RWJBH is first in U.S. to deploy robotic telecardiac ultrasound technology

Successful trans-Atlantic cardiac sonogram testing, through the MELODY system, offers view into future of remote-enabled heart care

Look beyond the fact that the first MELODY robotic teleultrasound system to be utilized in the U.S. arrived in New Jersey last week.

And that the system — which features a robotic arm, an ultrasound machine and video conferencing technology that can connect the patient to doctors in another state or country — already had a successful trans-Atlantic test between officials at Robert Wood Johnson University Hospital in New Brunswick and in France.

The significance of the MELODY lies in what is ahead — a time when patients in so-called “health deserts” can get a diagnosis that could save their life.

Officials at RWJBarnabas Health feel the MELODY robotic telecardiac ultrasound technology opens the door for providing patients with more access to expert diagnostic imaging in a convenient, telehealth delivery model.

That’s how Dr. Partho Sengupta, the Henry Rutgers Professor of Cardiology and chief of the Division of Cardiology at the Rutgers Robert Wood Johnson Medical School, and chief of Cardiology at RWJUH, sees it.

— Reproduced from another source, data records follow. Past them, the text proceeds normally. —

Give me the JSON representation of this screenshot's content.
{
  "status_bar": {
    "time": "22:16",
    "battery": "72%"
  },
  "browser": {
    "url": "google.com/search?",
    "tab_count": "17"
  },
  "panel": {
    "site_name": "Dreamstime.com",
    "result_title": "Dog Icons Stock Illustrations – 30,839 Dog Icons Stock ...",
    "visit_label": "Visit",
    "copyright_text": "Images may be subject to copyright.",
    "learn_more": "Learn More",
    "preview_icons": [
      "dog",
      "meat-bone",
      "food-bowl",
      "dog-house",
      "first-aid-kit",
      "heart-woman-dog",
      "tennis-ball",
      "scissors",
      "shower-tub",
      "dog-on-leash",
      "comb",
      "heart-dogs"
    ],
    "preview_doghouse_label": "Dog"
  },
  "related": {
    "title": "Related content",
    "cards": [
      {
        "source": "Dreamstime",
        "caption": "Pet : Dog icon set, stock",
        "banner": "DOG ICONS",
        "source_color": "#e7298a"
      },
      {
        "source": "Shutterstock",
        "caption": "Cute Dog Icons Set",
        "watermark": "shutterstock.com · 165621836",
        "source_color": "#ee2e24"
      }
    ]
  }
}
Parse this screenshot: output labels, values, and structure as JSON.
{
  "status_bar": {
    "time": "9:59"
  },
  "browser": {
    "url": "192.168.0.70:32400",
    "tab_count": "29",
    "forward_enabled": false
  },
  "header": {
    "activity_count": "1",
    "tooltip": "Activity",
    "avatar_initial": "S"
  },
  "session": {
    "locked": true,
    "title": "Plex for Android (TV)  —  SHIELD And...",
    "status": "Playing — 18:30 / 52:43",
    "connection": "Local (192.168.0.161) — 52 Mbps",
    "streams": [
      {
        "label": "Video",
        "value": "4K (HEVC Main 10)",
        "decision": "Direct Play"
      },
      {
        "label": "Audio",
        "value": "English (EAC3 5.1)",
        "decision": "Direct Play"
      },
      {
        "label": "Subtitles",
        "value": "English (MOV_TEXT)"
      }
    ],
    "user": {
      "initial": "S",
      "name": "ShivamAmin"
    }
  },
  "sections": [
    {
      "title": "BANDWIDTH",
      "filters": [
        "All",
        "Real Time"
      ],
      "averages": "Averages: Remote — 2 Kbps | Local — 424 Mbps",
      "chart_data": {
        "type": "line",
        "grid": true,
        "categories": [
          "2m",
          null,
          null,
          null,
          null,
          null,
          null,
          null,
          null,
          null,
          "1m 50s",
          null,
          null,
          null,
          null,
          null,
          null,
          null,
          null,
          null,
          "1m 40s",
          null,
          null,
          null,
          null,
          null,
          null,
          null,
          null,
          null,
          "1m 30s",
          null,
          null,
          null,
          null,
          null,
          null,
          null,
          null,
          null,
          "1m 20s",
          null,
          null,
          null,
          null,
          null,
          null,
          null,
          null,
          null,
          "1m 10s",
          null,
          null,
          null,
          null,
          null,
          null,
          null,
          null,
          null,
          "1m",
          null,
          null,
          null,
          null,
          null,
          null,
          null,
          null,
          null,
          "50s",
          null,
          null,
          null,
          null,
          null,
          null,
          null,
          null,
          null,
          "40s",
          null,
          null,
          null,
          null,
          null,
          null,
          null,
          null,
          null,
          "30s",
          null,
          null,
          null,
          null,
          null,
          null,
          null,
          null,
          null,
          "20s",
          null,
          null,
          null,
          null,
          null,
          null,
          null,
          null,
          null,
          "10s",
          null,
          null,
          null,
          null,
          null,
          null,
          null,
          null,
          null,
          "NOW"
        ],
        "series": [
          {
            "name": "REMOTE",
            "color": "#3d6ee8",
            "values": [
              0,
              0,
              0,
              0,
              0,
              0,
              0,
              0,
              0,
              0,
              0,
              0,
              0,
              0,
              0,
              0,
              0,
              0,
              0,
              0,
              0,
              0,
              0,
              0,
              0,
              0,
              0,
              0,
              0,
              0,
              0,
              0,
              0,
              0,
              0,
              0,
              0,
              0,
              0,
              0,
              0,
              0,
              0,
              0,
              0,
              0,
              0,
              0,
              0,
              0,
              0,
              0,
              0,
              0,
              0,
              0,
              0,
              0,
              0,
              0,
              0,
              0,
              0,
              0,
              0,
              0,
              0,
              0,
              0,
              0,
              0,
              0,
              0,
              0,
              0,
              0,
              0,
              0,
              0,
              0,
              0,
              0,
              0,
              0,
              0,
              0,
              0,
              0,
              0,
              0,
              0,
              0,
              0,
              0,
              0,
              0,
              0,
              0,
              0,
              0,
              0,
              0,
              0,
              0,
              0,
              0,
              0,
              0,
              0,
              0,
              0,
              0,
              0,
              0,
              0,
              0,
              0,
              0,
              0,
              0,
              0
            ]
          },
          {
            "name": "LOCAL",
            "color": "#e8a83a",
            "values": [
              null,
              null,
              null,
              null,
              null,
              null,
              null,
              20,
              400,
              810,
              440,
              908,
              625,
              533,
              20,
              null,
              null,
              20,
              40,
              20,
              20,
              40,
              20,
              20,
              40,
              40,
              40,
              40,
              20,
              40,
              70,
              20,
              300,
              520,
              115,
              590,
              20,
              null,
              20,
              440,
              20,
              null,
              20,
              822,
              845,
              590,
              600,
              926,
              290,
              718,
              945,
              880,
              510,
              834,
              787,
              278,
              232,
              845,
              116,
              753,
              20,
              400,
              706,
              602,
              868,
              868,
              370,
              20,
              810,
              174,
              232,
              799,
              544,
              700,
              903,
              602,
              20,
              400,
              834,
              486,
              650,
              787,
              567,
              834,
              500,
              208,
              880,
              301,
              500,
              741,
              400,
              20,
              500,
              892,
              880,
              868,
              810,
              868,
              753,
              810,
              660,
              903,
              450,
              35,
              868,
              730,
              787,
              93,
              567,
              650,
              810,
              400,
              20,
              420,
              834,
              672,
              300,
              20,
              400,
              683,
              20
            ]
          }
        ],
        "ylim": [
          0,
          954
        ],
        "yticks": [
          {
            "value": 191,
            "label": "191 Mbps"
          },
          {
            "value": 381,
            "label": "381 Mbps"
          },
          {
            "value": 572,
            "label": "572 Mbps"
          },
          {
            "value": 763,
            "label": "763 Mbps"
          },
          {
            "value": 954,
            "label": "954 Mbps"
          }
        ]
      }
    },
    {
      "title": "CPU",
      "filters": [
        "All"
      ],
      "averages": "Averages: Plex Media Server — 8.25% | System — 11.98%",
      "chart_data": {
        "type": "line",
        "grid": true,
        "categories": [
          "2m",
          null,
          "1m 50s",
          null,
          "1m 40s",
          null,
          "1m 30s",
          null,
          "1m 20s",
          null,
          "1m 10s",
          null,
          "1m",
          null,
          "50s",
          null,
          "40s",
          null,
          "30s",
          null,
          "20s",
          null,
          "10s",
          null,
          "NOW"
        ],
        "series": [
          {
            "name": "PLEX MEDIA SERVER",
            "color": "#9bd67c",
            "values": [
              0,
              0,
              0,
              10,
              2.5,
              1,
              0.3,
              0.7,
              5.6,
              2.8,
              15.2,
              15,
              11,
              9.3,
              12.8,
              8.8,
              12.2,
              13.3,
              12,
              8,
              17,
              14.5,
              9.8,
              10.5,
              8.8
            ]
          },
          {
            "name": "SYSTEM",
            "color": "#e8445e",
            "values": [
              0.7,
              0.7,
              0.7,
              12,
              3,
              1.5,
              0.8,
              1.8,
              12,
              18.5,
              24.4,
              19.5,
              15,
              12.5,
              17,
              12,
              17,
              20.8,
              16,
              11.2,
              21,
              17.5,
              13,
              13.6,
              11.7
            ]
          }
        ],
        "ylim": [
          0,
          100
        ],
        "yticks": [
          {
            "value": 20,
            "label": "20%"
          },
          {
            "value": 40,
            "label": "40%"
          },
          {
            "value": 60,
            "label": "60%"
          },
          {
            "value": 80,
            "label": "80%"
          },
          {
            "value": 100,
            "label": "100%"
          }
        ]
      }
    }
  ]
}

Sengupta and other health care experts envision a day when such technology is commonplace in rural community hospitals, pharmacies, rehabilitation facilities or even senior living locations.

“Imagine that a patient comes to an emergency department in the middle of the night and there are no sonographers present to perform the imaging exam that he or she needs,” he said. “In the very near future, we can connect with a sonographer at another hospital or from their home to perform a cardiac ultrasound exam that could be lifesaving.”

Sengupta feels making advanced diagnostic imaging capabilities available to patients in remote locations also may prove to be a game-changer in the fight against cardiovascular disease.

“Many cardiovascular diseases remain undetected for a long time and can be silent killers,” he said. “Combining robotic teleultrasound technology with new and existing AI capabilities will provide us with a tremendous opportunity for early detection and treatment of cardiovascular disease in our communities, and help us save lives.”

This system, which is being successfully used in Europe and Canada, has been approved for clinical use in the U.S. by the Food and Drug Administration. The technology benefits patients through:

  • Improved access to diagnostic ultrasound imaging expertise in real time;
  • Facilitation of earlier disease detection;
  • Reduced travel times and transport costs.

Benefits to health care professionals are significant and include:

  • Reduction in work-related injury from overuse and repetitive movements from manual ultrasound imaging delivery;
  • Addressing the chronic shortage of ultrasound technologists and sonographers in health care today, nationwide;
  • Reduction in exposure of providers to infectious diseases such as COVID-19 or influenza, or to radiation when the study is performed in the catheterization laboratory.

Sengupta saw the potential of the MELODY firsthand in late January, when his team in New Jersey tested the limits of the system by performing several hours of trans-Atlantic diagnostic ultrasound imaging in real time over a routine 4G cellular network.

RWJUH and RWJMS clinicians, along with representatives from AdEcho Tech performed the successful trans-Atlantic robotic cardiac teleultrasound test. That test was followed the next day by successful ultrasounds at RWJUH.

Over the next two months, the team will work with sonographers to implement the technology for clinical care in order to make it available to the public later this year.